#### Problem to work on
Within these entries, which lines include the string "JSON"? Copy each one.

*** Exercise inputs ***

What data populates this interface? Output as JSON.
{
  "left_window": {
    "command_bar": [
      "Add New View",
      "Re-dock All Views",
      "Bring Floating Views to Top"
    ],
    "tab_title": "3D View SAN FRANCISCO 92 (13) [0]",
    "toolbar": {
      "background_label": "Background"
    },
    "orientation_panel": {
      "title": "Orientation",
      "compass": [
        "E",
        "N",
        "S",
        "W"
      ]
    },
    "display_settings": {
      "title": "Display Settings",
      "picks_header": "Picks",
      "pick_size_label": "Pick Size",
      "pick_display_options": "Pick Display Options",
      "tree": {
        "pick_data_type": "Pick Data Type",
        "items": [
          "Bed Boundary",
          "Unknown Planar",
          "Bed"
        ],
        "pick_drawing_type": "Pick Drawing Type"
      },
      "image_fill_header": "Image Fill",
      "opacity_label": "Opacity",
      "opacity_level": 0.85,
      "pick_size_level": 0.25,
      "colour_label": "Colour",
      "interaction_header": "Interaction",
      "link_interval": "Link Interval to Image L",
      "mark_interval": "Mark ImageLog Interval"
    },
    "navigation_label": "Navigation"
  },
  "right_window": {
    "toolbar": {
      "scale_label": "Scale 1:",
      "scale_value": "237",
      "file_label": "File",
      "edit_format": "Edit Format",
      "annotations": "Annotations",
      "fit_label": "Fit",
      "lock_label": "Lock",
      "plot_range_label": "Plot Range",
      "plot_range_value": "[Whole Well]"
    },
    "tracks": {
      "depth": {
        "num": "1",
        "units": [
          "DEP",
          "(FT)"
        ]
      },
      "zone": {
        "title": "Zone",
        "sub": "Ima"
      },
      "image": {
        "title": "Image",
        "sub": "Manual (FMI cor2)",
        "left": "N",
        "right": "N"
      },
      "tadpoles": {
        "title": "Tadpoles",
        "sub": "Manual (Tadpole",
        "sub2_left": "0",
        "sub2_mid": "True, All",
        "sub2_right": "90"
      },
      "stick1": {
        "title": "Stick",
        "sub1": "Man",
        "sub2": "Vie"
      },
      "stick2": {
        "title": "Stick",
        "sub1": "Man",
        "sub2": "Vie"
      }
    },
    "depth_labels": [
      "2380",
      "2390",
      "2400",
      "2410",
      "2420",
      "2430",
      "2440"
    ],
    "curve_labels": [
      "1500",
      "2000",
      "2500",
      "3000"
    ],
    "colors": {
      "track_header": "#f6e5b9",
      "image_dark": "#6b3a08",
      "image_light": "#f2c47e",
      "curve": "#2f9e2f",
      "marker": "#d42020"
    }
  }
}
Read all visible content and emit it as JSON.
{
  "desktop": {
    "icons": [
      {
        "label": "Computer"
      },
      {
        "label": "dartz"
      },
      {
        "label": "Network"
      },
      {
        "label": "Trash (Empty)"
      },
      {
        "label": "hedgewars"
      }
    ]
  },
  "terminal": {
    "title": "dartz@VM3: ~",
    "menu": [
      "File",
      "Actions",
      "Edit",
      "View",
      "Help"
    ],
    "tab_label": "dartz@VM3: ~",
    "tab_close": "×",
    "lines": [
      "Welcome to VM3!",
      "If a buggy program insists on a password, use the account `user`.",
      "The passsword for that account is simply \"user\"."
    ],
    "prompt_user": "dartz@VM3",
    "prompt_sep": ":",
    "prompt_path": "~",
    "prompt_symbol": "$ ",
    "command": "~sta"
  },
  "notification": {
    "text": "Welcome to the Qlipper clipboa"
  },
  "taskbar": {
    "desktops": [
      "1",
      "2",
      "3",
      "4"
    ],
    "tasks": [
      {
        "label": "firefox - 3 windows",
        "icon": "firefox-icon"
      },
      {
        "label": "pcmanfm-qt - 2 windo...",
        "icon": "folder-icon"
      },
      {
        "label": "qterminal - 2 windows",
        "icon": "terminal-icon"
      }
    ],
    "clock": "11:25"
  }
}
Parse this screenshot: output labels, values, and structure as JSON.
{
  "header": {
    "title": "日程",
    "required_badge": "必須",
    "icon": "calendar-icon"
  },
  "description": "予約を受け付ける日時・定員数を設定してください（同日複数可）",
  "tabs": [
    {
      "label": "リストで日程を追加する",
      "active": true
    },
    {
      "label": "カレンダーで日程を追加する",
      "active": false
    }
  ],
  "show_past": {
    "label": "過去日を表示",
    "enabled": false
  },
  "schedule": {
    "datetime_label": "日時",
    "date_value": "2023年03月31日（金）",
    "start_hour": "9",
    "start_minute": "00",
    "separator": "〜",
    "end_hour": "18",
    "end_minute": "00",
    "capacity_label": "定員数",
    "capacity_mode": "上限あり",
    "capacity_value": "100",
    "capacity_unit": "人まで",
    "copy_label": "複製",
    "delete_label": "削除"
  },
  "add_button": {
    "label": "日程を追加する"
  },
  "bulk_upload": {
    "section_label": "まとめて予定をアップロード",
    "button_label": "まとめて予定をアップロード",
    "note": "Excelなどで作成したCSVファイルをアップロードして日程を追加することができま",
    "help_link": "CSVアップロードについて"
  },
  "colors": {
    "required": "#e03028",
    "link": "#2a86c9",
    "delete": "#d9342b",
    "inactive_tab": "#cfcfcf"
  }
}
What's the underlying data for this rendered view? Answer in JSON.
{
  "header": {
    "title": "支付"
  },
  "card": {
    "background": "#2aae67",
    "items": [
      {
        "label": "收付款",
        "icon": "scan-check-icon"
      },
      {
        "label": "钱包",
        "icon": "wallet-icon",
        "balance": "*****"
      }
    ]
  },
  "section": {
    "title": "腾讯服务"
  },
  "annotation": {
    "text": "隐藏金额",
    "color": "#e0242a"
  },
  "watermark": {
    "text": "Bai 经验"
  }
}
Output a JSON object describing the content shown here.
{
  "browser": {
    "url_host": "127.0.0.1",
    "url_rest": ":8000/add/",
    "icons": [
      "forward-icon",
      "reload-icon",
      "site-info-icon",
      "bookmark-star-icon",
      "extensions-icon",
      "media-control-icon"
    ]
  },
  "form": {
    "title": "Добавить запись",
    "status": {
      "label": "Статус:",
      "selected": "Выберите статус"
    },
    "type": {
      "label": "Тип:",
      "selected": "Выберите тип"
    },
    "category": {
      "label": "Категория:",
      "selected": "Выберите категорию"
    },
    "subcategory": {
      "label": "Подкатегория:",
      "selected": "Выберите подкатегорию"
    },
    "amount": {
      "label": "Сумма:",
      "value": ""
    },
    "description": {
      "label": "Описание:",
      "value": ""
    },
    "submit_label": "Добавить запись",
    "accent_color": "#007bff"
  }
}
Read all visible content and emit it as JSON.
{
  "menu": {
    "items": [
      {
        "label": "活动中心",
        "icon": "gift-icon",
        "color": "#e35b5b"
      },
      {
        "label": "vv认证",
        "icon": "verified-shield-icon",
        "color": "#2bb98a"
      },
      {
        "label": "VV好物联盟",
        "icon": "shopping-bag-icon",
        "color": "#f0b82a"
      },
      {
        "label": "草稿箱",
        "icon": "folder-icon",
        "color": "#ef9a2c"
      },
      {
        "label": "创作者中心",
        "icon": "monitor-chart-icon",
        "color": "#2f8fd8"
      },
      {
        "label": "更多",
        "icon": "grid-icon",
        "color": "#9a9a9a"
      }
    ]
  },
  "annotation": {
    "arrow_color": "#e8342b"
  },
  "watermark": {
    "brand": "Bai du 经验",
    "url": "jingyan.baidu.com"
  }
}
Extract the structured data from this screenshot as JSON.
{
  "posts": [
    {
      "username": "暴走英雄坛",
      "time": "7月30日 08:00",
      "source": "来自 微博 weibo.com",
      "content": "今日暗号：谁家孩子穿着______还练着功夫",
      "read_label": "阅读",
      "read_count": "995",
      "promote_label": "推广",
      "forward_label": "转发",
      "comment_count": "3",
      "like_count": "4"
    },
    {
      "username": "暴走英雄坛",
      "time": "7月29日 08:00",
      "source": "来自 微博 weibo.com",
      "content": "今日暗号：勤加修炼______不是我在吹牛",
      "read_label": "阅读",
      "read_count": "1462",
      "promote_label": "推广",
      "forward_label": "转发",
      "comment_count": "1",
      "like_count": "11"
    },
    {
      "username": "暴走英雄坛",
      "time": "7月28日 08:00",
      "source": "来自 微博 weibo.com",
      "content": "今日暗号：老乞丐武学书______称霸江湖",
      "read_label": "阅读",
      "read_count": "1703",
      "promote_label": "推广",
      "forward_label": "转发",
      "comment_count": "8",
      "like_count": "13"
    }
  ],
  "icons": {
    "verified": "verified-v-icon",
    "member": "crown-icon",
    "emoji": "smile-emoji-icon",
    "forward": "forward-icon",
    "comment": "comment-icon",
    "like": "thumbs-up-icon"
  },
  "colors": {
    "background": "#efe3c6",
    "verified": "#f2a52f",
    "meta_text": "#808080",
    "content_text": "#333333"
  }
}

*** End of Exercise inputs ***

#### Answer to this task
What data populates this interface? Output as JSON.
Read all visible content and emit it as JSON.
Parse this screenshot: output labels, values, and structure as JSON.
What's the underlying data for this rendered view? Answer in JSON.
Output a JSON object describing the content shown here.
Read all visible content and emit it as JSON.
Extract the structured data from this screenshot as JSON.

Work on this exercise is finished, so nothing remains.